For years now — 17 to be precise — Virginia politicians have bragged on themselves for having passed a “tough” law allegedly making it impossible for statewide and General Assembly office-holders to raise campaign cash during regular state legislative session.

They claimed this to be a fundamental necessity for cleaning up Virginia’s lax campaign fund-raising rules.

It’s not quite as  good a fairy tale as Pinocchio, but it will do for government work. It simply isn’t true. Moreover, the supposed “ethics reform” bill now awaiting the governor’s signature doesn’t address the ruse.

Truth is, in 2007, a majority of Democrats and Republicans quietly gutted the 1997 rule against PAC fundraising during the General Assembly session, creating a loophole big enough for a Brinks truck to drive through. They claimed that this was necessary due to the Virginia Supreme Court decision in the case Virginia Society for Human Life v Caldwell.

Truth is, the decision should have told the General Assembly the opposite: You need to fix the law to make it do what you originally claimed.

The 2007 “reform” changes the definition of what is a banned contribution during the session. A Political Action Committee set-up as a mere legal entity collecting millions for general political use — as opposed to one created to elect or defeat a specific candidate — is now not prohibited from raising money during a General Assembly session. This money ultimately may go to help or hurt a candidate. But that doesn’t matter legally.

We only discovered the loophole while being diligent reporters in following up on our recent scoop that donors could parlay $100,000 contributions into private dinners with the governor and top policy advisers. The governor’s new fund-raising vehicle, called the Common Good PAC, became public shortly after the General Assembly session ended. This caused us to wonder whether some form of solicitation had taken place during the session, if only to find out from prospective donors whether the $100,000 price point was too steep. State law provides a big penalty for anyone helping to get even an oral promise to make such a future contribution.

But the governor and aides need not worry. As we indicated above, there is no longer any law to break with regard to such a PAC. The Common Good PAC is good to go for fund-raising 24/7/365; it’s the same for legislators. There is no time-out for doing work at the General Assembly.

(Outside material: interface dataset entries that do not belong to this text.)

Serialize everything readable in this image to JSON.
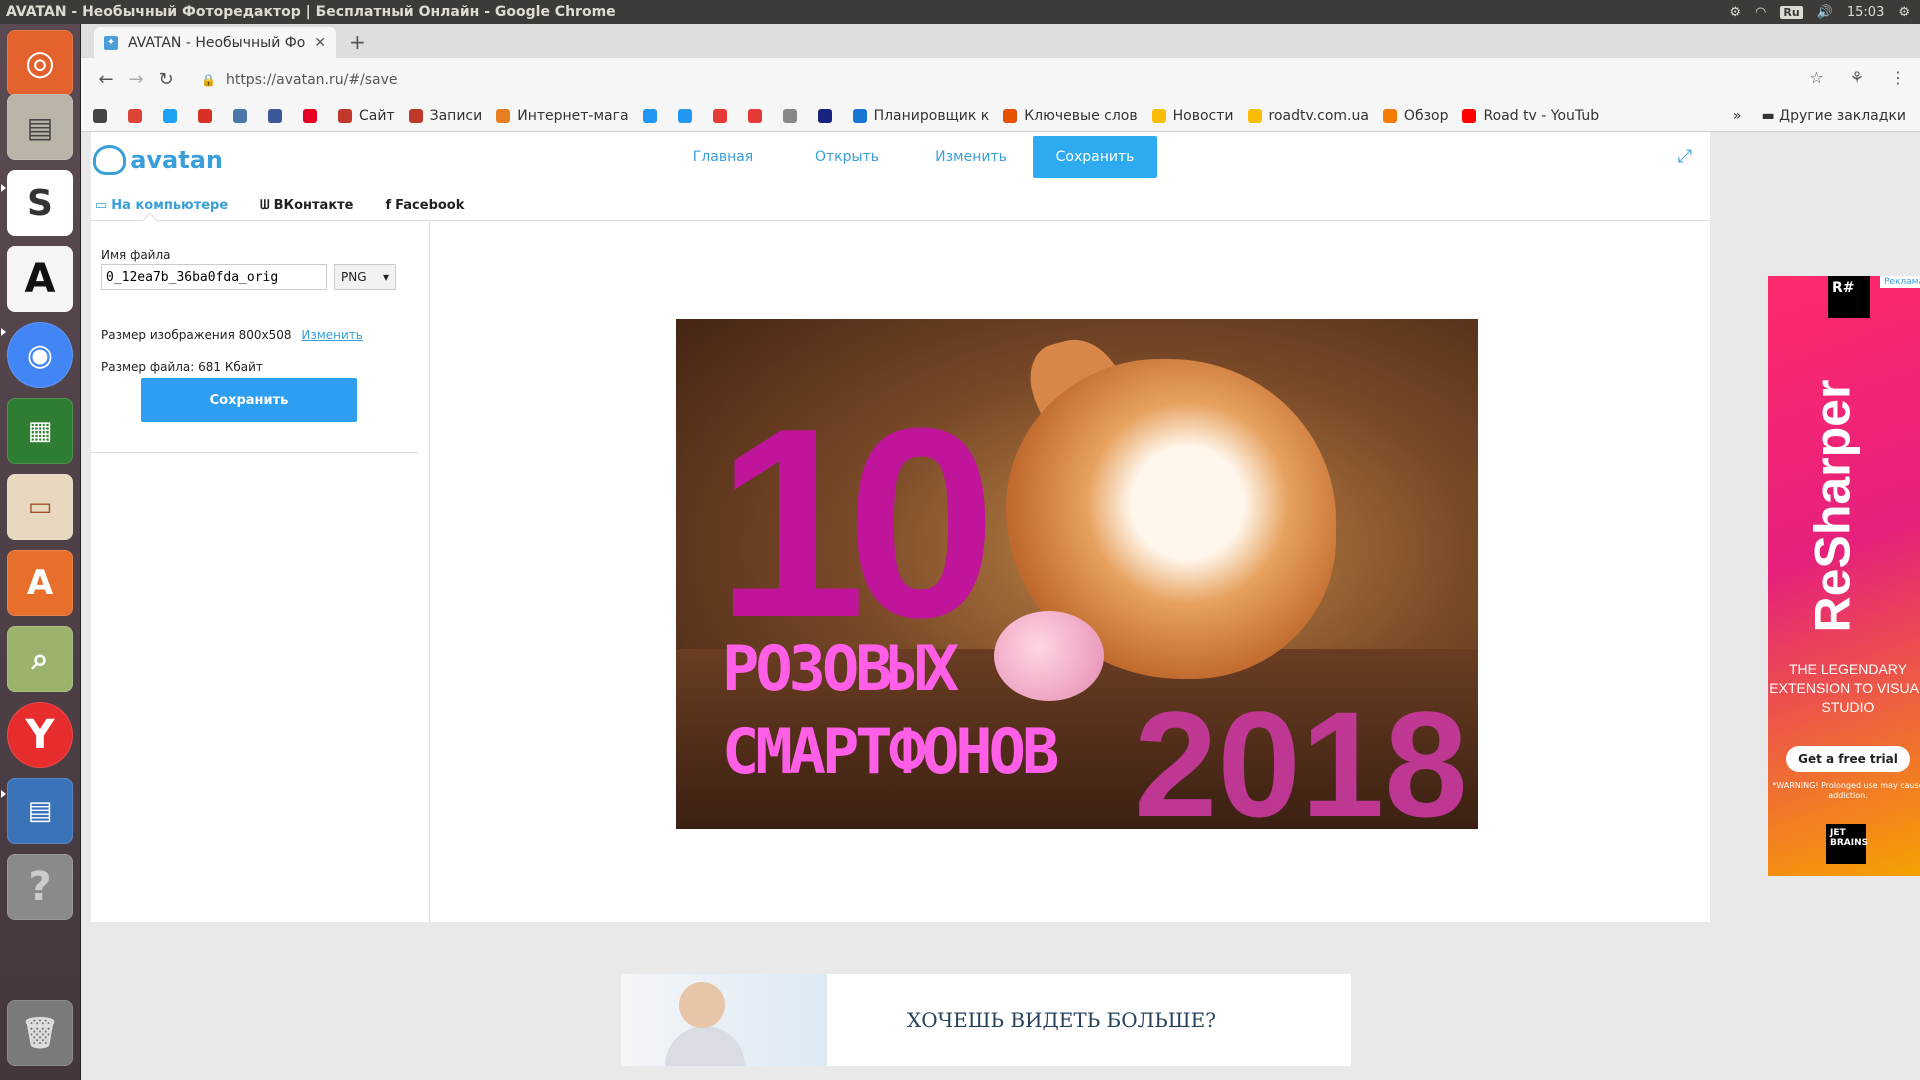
{
  "system": {
    "window_title": "AVATAN - Необычный Фоторедактор | Бесплатный Онлайн - Google Chrome",
    "keyboard_layout": "Ru",
    "clock": "15:03"
  },
  "browser": {
    "tab_title": "AVATAN - Необычный Фо",
    "url": "https://avatan.ru/#/save",
    "bookmarks": [
      {
        "label": "",
        "color": "#444"
      },
      {
        "label": "",
        "color": "#db4437"
      },
      {
        "label": "",
        "color": "#1da1f2"
      },
      {
        "label": "",
        "color": "#d93025"
      },
      {
        "label": "",
        "color": "#4a76a8"
      },
      {
        "label": "",
        "color": "#3b5998"
      },
      {
        "label": "",
        "color": "#e60023"
      },
      {
        "label": "Сайт",
        "color": "#c0392b"
      },
      {
        "label": "Записи",
        "color": "#c0392b"
      },
      {
        "label": "Интернет-мага",
        "color": "#e67e22"
      },
      {
        "label": "",
        "color": "#2196f3"
      },
      {
        "label": "",
        "color": "#2196f3"
      },
      {
        "label": "",
        "color": "#e53935"
      },
      {
        "label": "",
        "color": "#e53935"
      },
      {
        "label": "",
        "color": "#888"
      },
      {
        "label": "",
        "color": "#1a237e"
      },
      {
        "label": "Планировщик к",
        "color": "#1976d2"
      },
      {
        "label": "Ключевые слов",
        "color": "#e65100"
      },
      {
        "label": "Новости",
        "color": "#fbbc05"
      },
      {
        "label": "roadtv.com.ua",
        "color": "#fbbc05"
      },
      {
        "label": "Обзор",
        "color": "#f57c00"
      },
      {
        "label": "Road tv - YouTub",
        "color": "#ff0000"
      }
    ],
    "other_bookmarks": "Другие закладки"
  },
  "avatan": {
    "logo": "avatan",
    "nav": [
      "Главная",
      "Открыть",
      "Изменить",
      "Сохранить"
    ],
    "active_nav": "Сохранить",
    "subtabs": [
      "На компьютере",
      "ВКонтакте",
      "Facebook"
    ],
    "active_subtab": "На компьютере",
    "panel": {
      "filename_label": "Имя файла",
      "filename_value": "0_12ea7b_36ba0fda_orig",
      "format": "PNG",
      "image_size_label": "Размер изображения 800x508",
      "change_link": "Изменить",
      "file_size_label": "Размер файла: 681 Кбайт",
      "save_button": "Сохранить"
    },
    "preview": {
      "big_number": "10",
      "line1": "РОЗОВЫХ",
      "line2": "СМАРТФОНОВ",
      "year": "2018"
    }
  },
  "ad": {
    "badge": "R#",
    "tag": "Реклама",
    "product": "ReSharper",
    "tagline": "THE LEGENDARY EXTENSION TO VISUAL STUDIO",
    "cta": "Get a free trial",
    "warning": "*WARNING! Prolonged use may cause addiction.",
    "brand": "JET BRAINS"
  },
  "banner": {
    "text": "ХОЧЕШЬ ВИДЕТЬ БОЛЬШЕ?"
  }
}
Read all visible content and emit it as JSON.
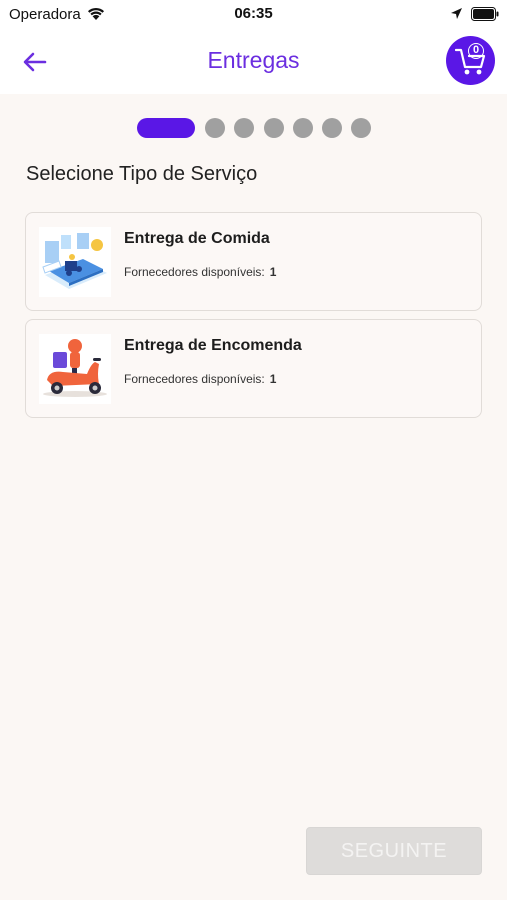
{
  "status": {
    "carrier": "Operadora",
    "time": "06:35"
  },
  "nav": {
    "title": "Entregas",
    "cart_count": "0"
  },
  "stepper": {
    "total_steps": 7,
    "current_step": 1
  },
  "section_title": "Selecione Tipo de Serviço",
  "services": [
    {
      "title": "Entrega de Comida",
      "providers_label": "Fornecedores disponíveis:",
      "providers_count": "1",
      "icon": "food-delivery-illustration"
    },
    {
      "title": "Entrega de Encomenda",
      "providers_label": "Fornecedores disponíveis:",
      "providers_count": "1",
      "icon": "scooter-courier-illustration"
    }
  ],
  "footer": {
    "next_label": "SEGUINTE",
    "next_enabled": false
  },
  "colors": {
    "accent": "#5a17e6",
    "title": "#6b2ee0",
    "disabled_button": "#dedcda",
    "background": "#fbf7f4"
  }
}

When asked, Republican election law expert Patrick McSweeney concurred. “It’s an illusion that we ever clamped down on any of this.” Democratic experts told us the same thing.

Since we wrote our post on the governor’s $100,000 dinners, we have been inundated with the following response: “Dudes, you guys are sooooo naive.”

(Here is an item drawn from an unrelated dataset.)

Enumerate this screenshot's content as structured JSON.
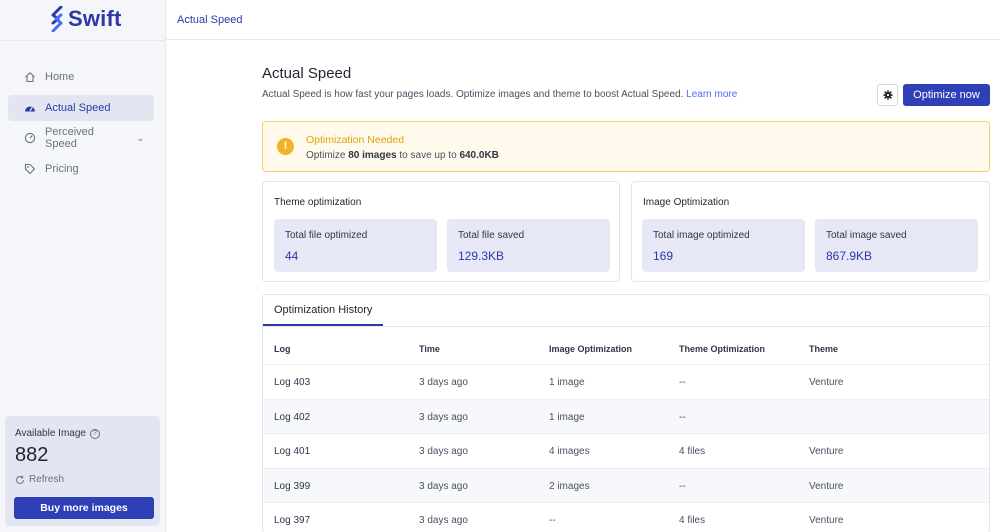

Perhaps. But sometimes naivety is the only way to expose a political reality too easily excused by those who find idealism a pesky irritant.

Pay-to-play is poisoning our politics and government processes. This cancer reaches into our civic culture. It explains why poor kids in Virginia continue to go to crumbling schools while real estate developers are able to convince the General Assembly to shift upwards of $3 billion previously earmarked for education and spend it instead on new roads.

Our critics say: “McAuliffe isn’t doing anything all that much different than others.”

But that’s the problem. If anything goes, why prosecute former governor Robert McDonnell for not being smart enough to run all the money through a PAC?

So, yes, call us naive for thinking all this cannot possibly end well for Virginia. McAuliffe should amend the pathetically weak “ethics reform” bill on his desk and give it some real teeth.

Norman Leahy is an editor of the conservative Web site BearingDrift.com and producer of the political radio show “The Score.” Paul Goldman is a former chairman of the Democratic Party of Virginia. They are blogging together on All Opinions Are Local during Virginia’s 2014 General Assembly session.